(Data records for software interfaces)
· · · · ·
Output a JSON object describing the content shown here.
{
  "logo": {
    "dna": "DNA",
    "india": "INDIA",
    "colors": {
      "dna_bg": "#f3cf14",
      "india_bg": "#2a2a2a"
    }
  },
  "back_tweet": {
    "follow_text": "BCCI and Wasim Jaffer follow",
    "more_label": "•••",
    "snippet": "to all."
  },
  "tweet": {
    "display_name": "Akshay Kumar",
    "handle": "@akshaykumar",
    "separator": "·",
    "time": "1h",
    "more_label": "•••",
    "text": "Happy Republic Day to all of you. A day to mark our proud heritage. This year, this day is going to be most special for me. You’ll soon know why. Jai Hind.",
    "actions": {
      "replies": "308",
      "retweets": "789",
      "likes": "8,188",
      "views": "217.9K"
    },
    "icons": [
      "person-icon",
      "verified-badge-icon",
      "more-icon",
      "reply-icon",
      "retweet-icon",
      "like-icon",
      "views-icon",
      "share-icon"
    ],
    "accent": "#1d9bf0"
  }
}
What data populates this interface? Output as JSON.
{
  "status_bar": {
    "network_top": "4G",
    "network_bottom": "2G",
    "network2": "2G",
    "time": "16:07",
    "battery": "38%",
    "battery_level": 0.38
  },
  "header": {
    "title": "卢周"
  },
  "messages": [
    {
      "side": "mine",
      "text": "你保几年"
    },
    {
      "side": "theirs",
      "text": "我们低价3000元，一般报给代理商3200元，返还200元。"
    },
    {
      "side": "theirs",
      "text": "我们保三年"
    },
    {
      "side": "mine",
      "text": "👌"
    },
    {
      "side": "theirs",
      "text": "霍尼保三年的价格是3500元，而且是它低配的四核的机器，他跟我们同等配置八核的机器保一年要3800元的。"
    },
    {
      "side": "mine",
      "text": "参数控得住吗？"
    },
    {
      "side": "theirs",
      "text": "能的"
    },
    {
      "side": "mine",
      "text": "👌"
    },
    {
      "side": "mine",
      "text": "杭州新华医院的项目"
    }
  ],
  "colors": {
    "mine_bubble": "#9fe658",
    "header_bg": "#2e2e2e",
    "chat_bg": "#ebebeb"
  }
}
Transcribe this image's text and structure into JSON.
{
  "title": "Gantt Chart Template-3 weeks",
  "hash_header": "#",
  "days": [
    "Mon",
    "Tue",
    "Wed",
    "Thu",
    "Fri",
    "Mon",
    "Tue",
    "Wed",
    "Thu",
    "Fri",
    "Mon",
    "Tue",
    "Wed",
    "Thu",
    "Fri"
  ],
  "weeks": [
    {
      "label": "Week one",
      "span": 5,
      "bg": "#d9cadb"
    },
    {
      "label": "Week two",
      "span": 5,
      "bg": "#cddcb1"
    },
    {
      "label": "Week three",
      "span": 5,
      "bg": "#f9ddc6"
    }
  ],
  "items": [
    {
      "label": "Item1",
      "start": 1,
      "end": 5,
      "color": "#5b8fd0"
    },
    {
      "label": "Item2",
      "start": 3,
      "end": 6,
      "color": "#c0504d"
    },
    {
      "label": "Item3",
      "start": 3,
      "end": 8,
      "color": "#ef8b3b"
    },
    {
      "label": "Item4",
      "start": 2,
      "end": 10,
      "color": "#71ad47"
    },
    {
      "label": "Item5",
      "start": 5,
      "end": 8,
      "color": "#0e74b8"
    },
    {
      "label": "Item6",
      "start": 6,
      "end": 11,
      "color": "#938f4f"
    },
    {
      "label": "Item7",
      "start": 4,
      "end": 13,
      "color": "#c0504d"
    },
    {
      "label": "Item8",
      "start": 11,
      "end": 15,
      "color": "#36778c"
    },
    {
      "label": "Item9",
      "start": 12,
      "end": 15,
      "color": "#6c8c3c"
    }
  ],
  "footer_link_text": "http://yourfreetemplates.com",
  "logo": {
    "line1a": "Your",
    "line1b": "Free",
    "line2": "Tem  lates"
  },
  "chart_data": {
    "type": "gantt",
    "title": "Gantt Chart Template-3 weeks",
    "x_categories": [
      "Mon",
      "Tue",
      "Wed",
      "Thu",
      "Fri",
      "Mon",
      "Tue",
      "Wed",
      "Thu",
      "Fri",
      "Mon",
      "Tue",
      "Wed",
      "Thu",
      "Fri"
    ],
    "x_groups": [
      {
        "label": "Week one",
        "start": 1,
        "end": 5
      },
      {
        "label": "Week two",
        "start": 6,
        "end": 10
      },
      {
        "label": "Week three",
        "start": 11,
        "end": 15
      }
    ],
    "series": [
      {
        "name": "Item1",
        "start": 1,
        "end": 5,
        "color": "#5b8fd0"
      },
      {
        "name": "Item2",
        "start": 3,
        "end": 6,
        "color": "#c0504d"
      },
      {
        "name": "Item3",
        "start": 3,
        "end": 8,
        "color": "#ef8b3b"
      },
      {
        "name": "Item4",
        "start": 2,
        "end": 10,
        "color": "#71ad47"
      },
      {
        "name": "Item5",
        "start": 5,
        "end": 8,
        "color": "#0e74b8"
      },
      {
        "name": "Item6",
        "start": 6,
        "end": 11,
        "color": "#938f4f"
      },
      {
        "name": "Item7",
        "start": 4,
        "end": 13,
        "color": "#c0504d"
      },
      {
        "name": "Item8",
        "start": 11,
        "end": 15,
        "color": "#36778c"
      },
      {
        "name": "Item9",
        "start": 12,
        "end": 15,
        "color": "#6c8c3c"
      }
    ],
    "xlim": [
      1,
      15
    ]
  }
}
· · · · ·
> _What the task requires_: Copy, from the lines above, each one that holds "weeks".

> _Exercise response_:
  "title": "Gantt Chart Template-3 weeks",
  "weeks": [
    "title": "Gantt Chart Template-3 weeks",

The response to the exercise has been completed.